◆ **WHAT YOU ARE ASKED TO DO**: A complete, unaltered copy of the listing is needed. Write it out.
(MATERIAL TO PROCESS begins)
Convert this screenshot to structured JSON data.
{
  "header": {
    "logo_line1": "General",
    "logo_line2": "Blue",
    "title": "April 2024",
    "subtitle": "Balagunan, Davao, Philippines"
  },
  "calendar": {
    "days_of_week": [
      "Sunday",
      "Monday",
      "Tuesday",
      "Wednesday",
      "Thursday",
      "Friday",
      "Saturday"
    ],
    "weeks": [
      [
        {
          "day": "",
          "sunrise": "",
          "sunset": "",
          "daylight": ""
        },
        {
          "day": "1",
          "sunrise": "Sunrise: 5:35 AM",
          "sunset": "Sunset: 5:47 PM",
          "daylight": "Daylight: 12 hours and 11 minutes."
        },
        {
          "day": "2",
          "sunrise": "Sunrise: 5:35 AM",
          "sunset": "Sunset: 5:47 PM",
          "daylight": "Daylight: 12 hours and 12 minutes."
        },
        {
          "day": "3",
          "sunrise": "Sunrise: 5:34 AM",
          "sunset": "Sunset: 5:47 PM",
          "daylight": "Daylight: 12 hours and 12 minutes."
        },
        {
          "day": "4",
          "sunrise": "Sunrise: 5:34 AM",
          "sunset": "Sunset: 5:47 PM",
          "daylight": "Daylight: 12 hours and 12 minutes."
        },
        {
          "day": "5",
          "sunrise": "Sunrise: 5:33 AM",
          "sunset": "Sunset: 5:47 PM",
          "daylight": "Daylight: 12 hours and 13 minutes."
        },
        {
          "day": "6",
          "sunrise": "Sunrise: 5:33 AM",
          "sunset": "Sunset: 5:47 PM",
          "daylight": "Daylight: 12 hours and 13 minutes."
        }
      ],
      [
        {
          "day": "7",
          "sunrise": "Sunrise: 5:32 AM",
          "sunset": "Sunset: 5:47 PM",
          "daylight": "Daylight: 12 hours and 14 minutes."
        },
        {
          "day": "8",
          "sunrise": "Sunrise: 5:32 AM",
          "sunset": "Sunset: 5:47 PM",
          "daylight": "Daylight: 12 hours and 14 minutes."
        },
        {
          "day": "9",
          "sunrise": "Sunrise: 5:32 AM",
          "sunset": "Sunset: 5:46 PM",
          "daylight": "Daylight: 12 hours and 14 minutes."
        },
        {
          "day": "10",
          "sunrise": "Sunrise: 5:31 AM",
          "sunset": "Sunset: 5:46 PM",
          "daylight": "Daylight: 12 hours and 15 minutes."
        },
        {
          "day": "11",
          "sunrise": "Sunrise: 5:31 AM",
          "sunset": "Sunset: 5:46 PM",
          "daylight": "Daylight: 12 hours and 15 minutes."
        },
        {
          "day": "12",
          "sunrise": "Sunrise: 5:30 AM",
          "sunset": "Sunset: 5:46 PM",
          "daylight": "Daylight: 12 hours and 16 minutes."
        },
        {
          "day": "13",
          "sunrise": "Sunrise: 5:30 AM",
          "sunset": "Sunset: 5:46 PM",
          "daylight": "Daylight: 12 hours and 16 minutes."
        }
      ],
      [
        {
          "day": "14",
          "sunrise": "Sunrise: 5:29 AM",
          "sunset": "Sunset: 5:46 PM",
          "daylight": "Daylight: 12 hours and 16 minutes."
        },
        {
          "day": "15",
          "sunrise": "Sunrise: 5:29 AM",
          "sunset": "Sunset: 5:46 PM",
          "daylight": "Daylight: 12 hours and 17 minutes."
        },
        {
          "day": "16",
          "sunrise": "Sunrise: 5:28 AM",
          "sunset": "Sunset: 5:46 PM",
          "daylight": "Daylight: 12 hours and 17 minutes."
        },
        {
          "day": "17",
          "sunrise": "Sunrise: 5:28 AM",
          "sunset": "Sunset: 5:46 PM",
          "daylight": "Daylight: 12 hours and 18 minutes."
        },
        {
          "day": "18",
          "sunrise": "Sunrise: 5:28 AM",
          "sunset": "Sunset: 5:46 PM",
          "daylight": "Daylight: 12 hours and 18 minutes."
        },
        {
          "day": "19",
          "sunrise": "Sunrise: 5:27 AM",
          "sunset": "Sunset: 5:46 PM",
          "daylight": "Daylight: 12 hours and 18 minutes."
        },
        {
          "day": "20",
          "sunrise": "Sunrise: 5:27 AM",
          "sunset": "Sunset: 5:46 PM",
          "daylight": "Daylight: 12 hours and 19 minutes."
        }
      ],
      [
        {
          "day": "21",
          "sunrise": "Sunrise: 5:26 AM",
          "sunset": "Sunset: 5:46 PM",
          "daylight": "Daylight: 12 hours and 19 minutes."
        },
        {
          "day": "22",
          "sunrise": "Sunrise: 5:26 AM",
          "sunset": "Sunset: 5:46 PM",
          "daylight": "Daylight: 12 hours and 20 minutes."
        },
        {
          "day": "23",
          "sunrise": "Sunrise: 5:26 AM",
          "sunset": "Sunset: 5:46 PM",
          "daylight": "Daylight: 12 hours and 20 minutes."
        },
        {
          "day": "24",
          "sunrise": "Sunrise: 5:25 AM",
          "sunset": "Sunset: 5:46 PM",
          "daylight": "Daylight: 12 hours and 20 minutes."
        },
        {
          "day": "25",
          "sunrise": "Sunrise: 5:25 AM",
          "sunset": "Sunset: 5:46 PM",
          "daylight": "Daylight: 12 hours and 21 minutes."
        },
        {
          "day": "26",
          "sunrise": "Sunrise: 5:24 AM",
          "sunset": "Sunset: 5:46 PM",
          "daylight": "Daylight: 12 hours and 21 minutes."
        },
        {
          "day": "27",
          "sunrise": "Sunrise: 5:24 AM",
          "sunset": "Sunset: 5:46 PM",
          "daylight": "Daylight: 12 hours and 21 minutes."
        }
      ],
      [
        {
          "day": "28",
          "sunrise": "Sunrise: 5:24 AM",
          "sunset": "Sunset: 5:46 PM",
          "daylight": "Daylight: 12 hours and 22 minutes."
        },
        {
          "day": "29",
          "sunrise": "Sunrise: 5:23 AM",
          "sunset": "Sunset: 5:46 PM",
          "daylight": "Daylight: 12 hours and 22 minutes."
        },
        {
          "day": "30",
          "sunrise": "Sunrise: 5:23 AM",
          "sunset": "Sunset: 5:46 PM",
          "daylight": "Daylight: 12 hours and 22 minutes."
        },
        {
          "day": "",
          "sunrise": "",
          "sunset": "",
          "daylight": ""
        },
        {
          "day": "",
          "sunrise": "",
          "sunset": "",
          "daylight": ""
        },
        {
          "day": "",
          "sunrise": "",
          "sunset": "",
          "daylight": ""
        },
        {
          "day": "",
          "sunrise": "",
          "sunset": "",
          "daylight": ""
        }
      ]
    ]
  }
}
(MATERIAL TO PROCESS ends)
◆ **SOLUTION**:
Convert this screenshot to structured JSON data.
{
  "header": {
    "logo_line1": "General",
    "logo_line2": "Blue",
    "title": "April 2024",
    "subtitle": "Balagunan, Davao, Philippines"
  },
  "calendar": {
    "days_of_week": [
      "Sunday",
      "Monday",
      "Tuesday",
      "Wednesday",
      "Thursday",
      "Friday",
      "Saturday"
    ],
    "weeks": [
      [
        {
          "day": "",
          "sunrise": "",
          "sunset": "",
          "daylight": ""
        },
        {
          "day": "1",
          "sunrise": "Sunrise: 5:35 AM",
          "sunset": "Sunset: 5:47 PM",
          "daylight": "Daylight: 12 hours and 11 minutes."
        },
        {
          "day": "2",
          "sunrise": "Sunrise: 5:35 AM",
          "sunset": "Sunset: 5:47 PM",
          "daylight": "Daylight: 12 hours and 12 minutes."
        },
        {
          "day": "3",
          "sunrise": "Sunrise: 5:34 AM",
          "sunset": "Sunset: 5:47 PM",
          "daylight": "Daylight: 12 hours and 12 minutes."
        },
        {
          "day": "4",
          "sunrise": "Sunrise: 5:34 AM",
          "sunset": "Sunset: 5:47 PM",
          "daylight": "Daylight: 12 hours and 12 minutes."
        },
        {
          "day": "5",
          "sunrise": "Sunrise: 5:33 AM",
          "sunset": "Sunset: 5:47 PM",
          "daylight": "Daylight: 12 hours and 13 minutes."
        },
        {
          "day": "6",
          "sunrise": "Sunrise: 5:33 AM",
          "sunset": "Sunset: 5:47 PM",
          "daylight": "Daylight: 12 hours and 13 minutes."
        }
      ],
      [
        {
          "day": "7",
          "sunrise": "Sunrise: 5:32 AM",
          "sunset": "Sunset: 5:47 PM",
          "daylight": "Daylight: 12 hours and 14 minutes."
        },
        {
          "day": "8",
          "sunrise": "Sunrise: 5:32 AM",
          "sunset": "Sunset: 5:47 PM",
          "daylight": "Daylight: 12 hours and 14 minutes."
        },
        {
          "day": "9",
          "sunrise": "Sunrise: 5:32 AM",
          "sunset": "Sunset: 5:46 PM",
          "daylight": "Daylight: 12 hours and 14 minutes."
        },
        {
          "day": "10",
          "sunrise": "Sunrise: 5:31 AM",
          "sunset": "Sunset: 5:46 PM",
          "daylight": "Daylight: 12 hours and 15 minutes."
        },
        {
          "day": "11",
          "sunrise": "Sunrise: 5:31 AM",
          "sunset": "Sunset: 5:46 PM",
          "daylight": "Daylight: 12 hours and 15 minutes."
        },
        {
          "day": "12",
          "sunrise": "Sunrise: 5:30 AM",
          "sunset": "Sunset: 5:46 PM",
          "daylight": "Daylight: 12 hours and 16 minutes."
        },
        {
          "day": "13",
          "sunrise": "Sunrise: 5:30 AM",
          "sunset": "Sunset: 5:46 PM",
          "daylight": "Daylight: 12 hours and 16 minutes."
        }
      ],
      [
        {
          "day": "14",
          "sunrise": "Sunrise: 5:29 AM",
          "sunset": "Sunset: 5:46 PM",
          "daylight": "Daylight: 12 hours and 16 minutes."
        },
        {
          "day": "15",
          "sunrise": "Sunrise: 5:29 AM",
          "sunset": "Sunset: 5:46 PM",
          "daylight": "Daylight: 12 hours and 17 minutes."
        },
        {
          "day": "16",
          "sunrise": "Sunrise: 5:28 AM",
          "sunset": "Sunset: 5:46 PM",
          "daylight": "Daylight: 12 hours and 17 minutes."
        },
        {
          "day": "17",
          "sunrise": "Sunrise: 5:28 AM",
          "sunset": "Sunset: 5:46 PM",
          "daylight": "Daylight: 12 hours and 18 minutes."
        },
        {
          "day": "18",
          "sunrise": "Sunrise: 5:28 AM",
          "sunset": "Sunset: 5:46 PM",
          "daylight": "Daylight: 12 hours and 18 minutes."
        },
        {
          "day": "19",
          "sunrise": "Sunrise: 5:27 AM",
          "sunset": "Sunset: 5:46 PM",
          "daylight": "Daylight: 12 hours and 18 minutes."
        },
        {
          "day": "20",
          "sunrise": "Sunrise: 5:27 AM",
          "sunset": "Sunset: 5:46 PM",
          "daylight": "Daylight: 12 hours and 19 minutes."
        }
      ],
      [
        {
          "day": "21",
          "sunrise": "Sunrise: 5:26 AM",
          "sunset": "Sunset: 5:46 PM",
          "daylight": "Daylight: 12 hours and 19 minutes."
        },
        {
          "day": "22",
          "sunrise": "Sunrise: 5:26 AM",
          "sunset": "Sunset: 5:46 PM",
          "daylight": "Daylight: 12 hours and 20 minutes."
        },
        {
          "day": "23",
          "sunrise": "Sunrise: 5:26 AM",
          "sunset": "Sunset: 5:46 PM",
          "daylight": "Daylight: 12 hours and 20 minutes."
        },
        {
          "day": "24",
          "sunrise": "Sunrise: 5:25 AM",
          "sunset": "Sunset: 5:46 PM",
          "daylight": "Daylight: 12 hours and 20 minutes."
        },
        {
          "day": "25",
          "sunrise": "Sunrise: 5:25 AM",
          "sunset": "Sunset: 5:46 PM",
          "daylight": "Daylight: 12 hours and 21 minutes."
        },
        {
          "day": "26",
          "sunrise": "Sunrise: 5:24 AM",
          "sunset": "Sunset: 5:46 PM",
          "daylight": "Daylight: 12 hours and 21 minutes."
        },
        {
          "day": "27",
          "sunrise": "Sunrise: 5:24 AM",
          "sunset": "Sunset: 5:46 PM",
          "daylight": "Daylight: 12 hours and 21 minutes."
        }
      ],
      [
        {
          "day": "28",
          "sunrise": "Sunrise: 5:24 AM",
          "sunset": "Sunset: 5:46 PM",
          "daylight": "Daylight: 12 hours and 22 minutes."
        },
        {
          "day": "29",
          "sunrise": "Sunrise: 5:23 AM",
          "sunset": "Sunset: 5:46 PM",
          "daylight": "Daylight: 12 hours and 22 minutes."
        },
        {
          "day": "30",
          "sunrise": "Sunrise: 5:23 AM",
          "sunset": "Sunset: 5:46 PM",
          "daylight": "Daylight: 12 hours and 22 minutes."
        },
        {
          "day": "",
          "sunrise": "",
          "sunset": "",
          "daylight": ""
        },
        {
          "day": "",
          "sunrise": "",
          "sunset": "",
          "daylight": ""
        },
        {
          "day": "",
          "sunrise": "",
          "sunset": "",
          "daylight": ""
        },
        {
          "day": "",
          "sunrise": "",
          "sunset": "",
          "daylight": ""
        }
      ]
    ]
  }
}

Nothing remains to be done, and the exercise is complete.